_About this exercise_
You are asked to filter the data below and copy every line holding "users".

————————

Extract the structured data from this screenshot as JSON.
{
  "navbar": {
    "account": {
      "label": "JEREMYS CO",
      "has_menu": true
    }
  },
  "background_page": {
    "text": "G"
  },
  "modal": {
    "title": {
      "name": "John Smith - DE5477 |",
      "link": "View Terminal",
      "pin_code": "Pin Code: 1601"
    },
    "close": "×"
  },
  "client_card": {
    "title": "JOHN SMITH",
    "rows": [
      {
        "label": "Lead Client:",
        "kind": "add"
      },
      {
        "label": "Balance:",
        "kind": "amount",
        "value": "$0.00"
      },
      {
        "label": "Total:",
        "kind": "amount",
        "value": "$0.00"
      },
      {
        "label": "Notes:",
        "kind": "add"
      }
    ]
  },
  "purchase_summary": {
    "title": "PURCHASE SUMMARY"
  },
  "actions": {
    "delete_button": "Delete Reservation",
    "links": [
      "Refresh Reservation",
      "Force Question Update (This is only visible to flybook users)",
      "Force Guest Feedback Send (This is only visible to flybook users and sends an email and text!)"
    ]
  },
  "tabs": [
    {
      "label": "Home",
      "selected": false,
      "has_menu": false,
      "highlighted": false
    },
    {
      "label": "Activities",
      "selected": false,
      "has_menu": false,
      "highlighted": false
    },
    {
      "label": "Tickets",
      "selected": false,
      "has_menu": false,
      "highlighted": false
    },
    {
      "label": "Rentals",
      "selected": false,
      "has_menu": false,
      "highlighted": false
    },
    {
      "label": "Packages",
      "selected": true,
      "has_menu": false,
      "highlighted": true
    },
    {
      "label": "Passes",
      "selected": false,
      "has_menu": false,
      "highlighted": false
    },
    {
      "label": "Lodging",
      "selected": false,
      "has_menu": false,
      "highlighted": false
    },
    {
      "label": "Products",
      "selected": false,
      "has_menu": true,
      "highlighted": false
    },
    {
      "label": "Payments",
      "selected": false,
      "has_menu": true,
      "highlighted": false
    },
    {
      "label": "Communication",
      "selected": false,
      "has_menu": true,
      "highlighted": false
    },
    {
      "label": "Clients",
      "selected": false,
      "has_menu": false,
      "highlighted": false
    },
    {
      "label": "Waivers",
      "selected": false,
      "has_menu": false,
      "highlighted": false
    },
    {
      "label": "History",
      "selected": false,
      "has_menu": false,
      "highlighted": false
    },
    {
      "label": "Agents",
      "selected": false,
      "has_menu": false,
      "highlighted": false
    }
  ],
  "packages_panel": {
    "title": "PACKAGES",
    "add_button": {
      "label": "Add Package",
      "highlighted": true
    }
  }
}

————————

_Exercise result_
      "Force Question Update (This is only visible to flybook users)",
      "Force Guest Feedback Send (This is only visible to flybook users and sends an email and text!)"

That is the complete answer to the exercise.